- _PROBLEM_: Any picture must be dropped, but each line of the data should be duplicated exactly.

· · · · ·

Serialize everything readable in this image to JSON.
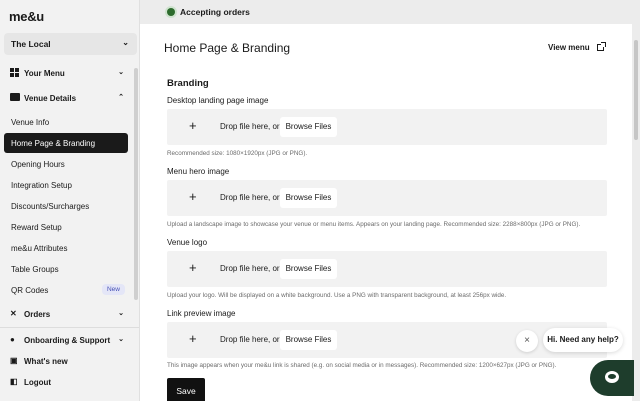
{
  "app": {
    "logo": "me&u"
  },
  "venue_selector": {
    "value": "The Local"
  },
  "sidebar": {
    "your_menu": "Your Menu",
    "venue_details": "Venue Details",
    "items": [
      {
        "label": "Venue Info",
        "active": false
      },
      {
        "label": "Home Page & Branding",
        "active": true
      },
      {
        "label": "Opening Hours",
        "active": false
      },
      {
        "label": "Integration Setup",
        "active": false
      },
      {
        "label": "Discounts/Surcharges",
        "active": false
      },
      {
        "label": "Reward Setup",
        "active": false
      },
      {
        "label": "me&u Attributes",
        "active": false
      },
      {
        "label": "Table Groups",
        "active": false
      },
      {
        "label": "QR Codes",
        "active": false,
        "badge": "New"
      }
    ],
    "orders": "Orders",
    "onboarding": "Onboarding & Support",
    "whats_new": "What's new",
    "logout": "Logout"
  },
  "status": {
    "text": "Accepting orders",
    "color": "#2d6b2d"
  },
  "main": {
    "title": "Home Page & Branding",
    "view_menu": "View menu",
    "section": "Branding",
    "drop_text": "Drop file here, or",
    "browse_label": "Browse Files",
    "fields": [
      {
        "label": "Desktop landing page image",
        "helper": "Recommended size: 1080×1920px (JPG or PNG)."
      },
      {
        "label": "Menu hero image",
        "helper": "Upload a landscape image to showcase your venue or menu items. Appears on your landing page. Recommended size: 2288×800px (JPG or PNG)."
      },
      {
        "label": "Venue logo",
        "helper": "Upload your logo. Will be displayed on a white background. Use a PNG with transparent background, at least 256px wide."
      },
      {
        "label": "Link preview image",
        "helper": "This image appears when your me&u link is shared (e.g. on social media or in messages). Recommended size: 1200×627px (JPG or PNG)."
      }
    ],
    "save_label": "Save"
  },
  "help": {
    "bubble": "Hi. Need any help?",
    "close": "×"
  }
}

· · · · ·

- _OUTPUT BELOW_:
Serialize everything readable in this image to JSON.
{
  "app": {
    "logo": "me&u"
  },
  "venue_selector": {
    "value": "The Local"
  },
  "sidebar": {
    "your_menu": "Your Menu",
    "venue_details": "Venue Details",
    "items": [
      {
        "label": "Venue Info",
        "active": false
      },
      {
        "label": "Home Page & Branding",
        "active": true
      },
      {
        "label": "Opening Hours",
        "active": false
      },
      {
        "label": "Integration Setup",
        "active": false
      },
      {
        "label": "Discounts/Surcharges",
        "active": false
      },
      {
        "label": "Reward Setup",
        "active": false
      },
      {
        "label": "me&u Attributes",
        "active": false
      },
      {
        "label": "Table Groups",
        "active": false
      },
      {
        "label": "QR Codes",
        "active": false,
        "badge": "New"
      }
    ],
    "orders": "Orders",
    "onboarding": "Onboarding & Support",
    "whats_new": "What's new",
    "logout": "Logout"
  },
  "status": {
    "text": "Accepting orders",
    "color": "#2d6b2d"
  },
  "main": {
    "title": "Home Page & Branding",
    "view_menu": "View menu",
    "section": "Branding",
    "drop_text": "Drop file here, or",
    "browse_label": "Browse Files",
    "fields": [
      {
        "label": "Desktop landing page image",
        "helper": "Recommended size: 1080×1920px (JPG or PNG)."
      },
      {
        "label": "Menu hero image",
        "helper": "Upload a landscape image to showcase your venue or menu items. Appears on your landing page. Recommended size: 2288×800px (JPG or PNG)."
      },
      {
        "label": "Venue logo",
        "helper": "Upload your logo. Will be displayed on a white background. Use a PNG with transparent background, at least 256px wide."
      },
      {
        "label": "Link preview image",
        "helper": "This image appears when your me&u link is shared (e.g. on social media or in messages). Recommended size: 1200×627px (JPG or PNG)."
      }
    ],
    "save_label": "Save"
  },
  "help": {
    "bubble": "Hi. Need any help?",
    "close": "×"
  }
}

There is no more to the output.